As economies begin to reopen, it is difficult to quantify the full impact of the coronavirus pandemic and the economic shutdown on the credit portfolios of banks. It is unlikely we will be able to fully quantify the impact for some time; we will wait to see which industries are successful in reopening and adjusting to the new normal with social distancing, and which industries continue to struggle (e.g., airlines, travel, commercial real estate, small businesses). We cannot be certain how severe or mild the impact will be, but there will be impacts on banks’ credit portfolios.

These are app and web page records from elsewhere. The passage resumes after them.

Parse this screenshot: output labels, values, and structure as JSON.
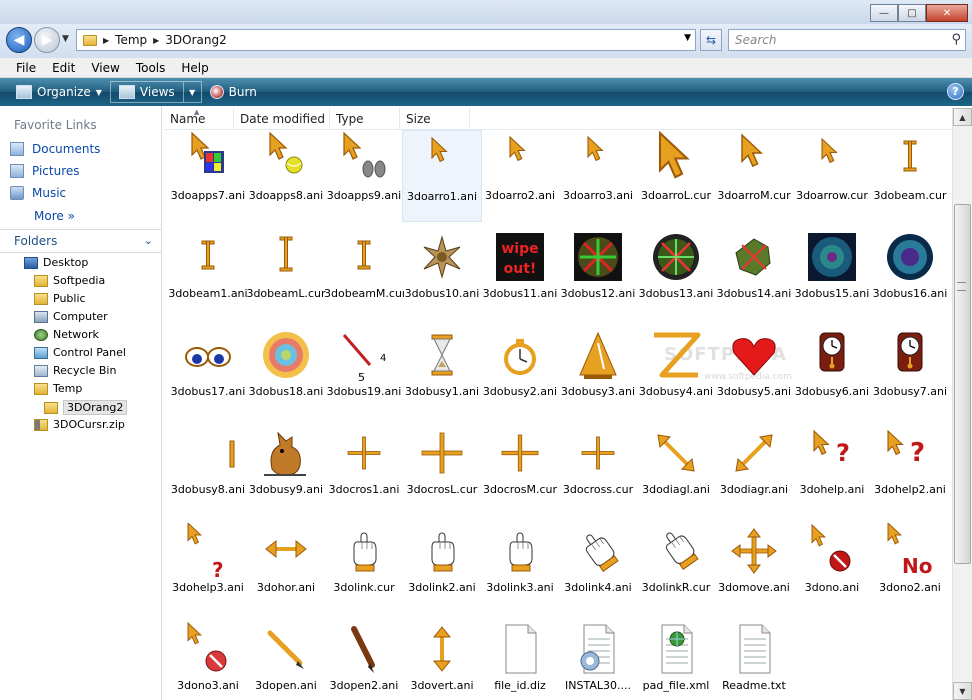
{
  "window": {
    "minimize_glyph": "—",
    "maximize_glyph": "□",
    "close_glyph": "✕"
  },
  "address": {
    "crumbs": [
      "Temp",
      "3DOrang2"
    ],
    "search_placeholder": "Search"
  },
  "menu": [
    "File",
    "Edit",
    "View",
    "Tools",
    "Help"
  ],
  "commands": {
    "organize": "Organize",
    "views": "Views",
    "burn": "Burn"
  },
  "nav": {
    "favorites_title": "Favorite Links",
    "favorites": [
      "Documents",
      "Pictures",
      "Music"
    ],
    "more": "More",
    "folders_title": "Folders",
    "tree": [
      {
        "label": "Desktop",
        "icon": "desktop-icon",
        "indent": 0
      },
      {
        "label": "Softpedia",
        "icon": "folder-icon",
        "indent": 1
      },
      {
        "label": "Public",
        "icon": "folder-icon",
        "indent": 1
      },
      {
        "label": "Computer",
        "icon": "computer-icon",
        "indent": 1
      },
      {
        "label": "Network",
        "icon": "network-icon",
        "indent": 1
      },
      {
        "label": "Control Panel",
        "icon": "control-panel-icon",
        "indent": 1
      },
      {
        "label": "Recycle Bin",
        "icon": "recycle-bin-icon",
        "indent": 1
      },
      {
        "label": "Temp",
        "icon": "folder-icon",
        "indent": 1
      },
      {
        "label": "3DOrang2",
        "icon": "folder-icon",
        "indent": 2,
        "selected": true
      },
      {
        "label": "3DOCursr.zip",
        "icon": "zip-folder-icon",
        "indent": 1
      }
    ]
  },
  "columns": [
    "Name",
    "Date modified",
    "Type",
    "Size"
  ],
  "files": [
    [
      "3doapps7.ani",
      "3doapps8.ani",
      "3doapps9.ani",
      "3doarro1.ani",
      "3doarro2.ani",
      "3doarro3.ani",
      "3doarroL.cur",
      "3doarroM.cur",
      "3doarrow.cur",
      "3dobeam.cur"
    ],
    [
      "3dobeam1.ani",
      "3dobeamL.cur",
      "3dobeamM.cur",
      "3dobus10.ani",
      "3dobus11.ani",
      "3dobus12.ani",
      "3dobus13.ani",
      "3dobus14.ani",
      "3dobus15.ani",
      "3dobus16.ani"
    ],
    [
      "3dobus17.ani",
      "3dobus18.ani",
      "3dobus19.ani",
      "3dobusy1.ani",
      "3dobusy2.ani",
      "3dobusy3.ani",
      "3dobusy4.ani",
      "3dobusy5.ani",
      "3dobusy6.ani",
      "3dobusy7.ani"
    ],
    [
      "3dobusy8.ani",
      "3dobusy9.ani",
      "3docros1.ani",
      "3docrosL.cur",
      "3docrosM.cur",
      "3docross.cur",
      "3dodiagl.ani",
      "3dodiagr.ani",
      "3dohelp.ani",
      "3dohelp2.ani"
    ],
    [
      "3dohelp3.ani",
      "3dohor.ani",
      "3dolink.cur",
      "3dolink2.ani",
      "3dolink3.ani",
      "3dolink4.ani",
      "3dolinkR.cur",
      "3domove.ani",
      "3dono.ani",
      "3dono2.ani"
    ],
    [
      "3dono3.ani",
      "3dopen.ani",
      "3dopen2.ani",
      "3dovert.ani",
      "file_id.diz",
      "INSTAL30....",
      "pad_file.xml",
      "Readme.txt"
    ]
  ],
  "icon_text": {
    "wipe": "wipe",
    "out": "out!",
    "no": "No",
    "q": "?",
    "five": "5",
    "four": "4"
  },
  "watermark": "SOFTPEDIA",
  "watermark_url": "www.softpedia.com",
  "selected_file": "3doarro1.ani",
  "colors": {
    "accent": "#e8a020",
    "link": "#0a4aa8",
    "cmdbar": "#1f5d7e"
  }
}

The US government has gone to extensive lengths to help banks and Main Street borrowers through these challenging times. The Federal Reserve has extended its Main Street Lending Program. The US Treasury has made over $400 billion available through the Small Business Administration’s Paycheck Protection Program. These programs not only aim to help borrowers and lenders weather the storm, but also put in perspective how broad the current crisis is and how difficult it is to forecast the impact on banks’ balance sheets and income statements. Therefore, banks need to prepare for potential losses and begin managing their credits actively for the period when government backstops expire.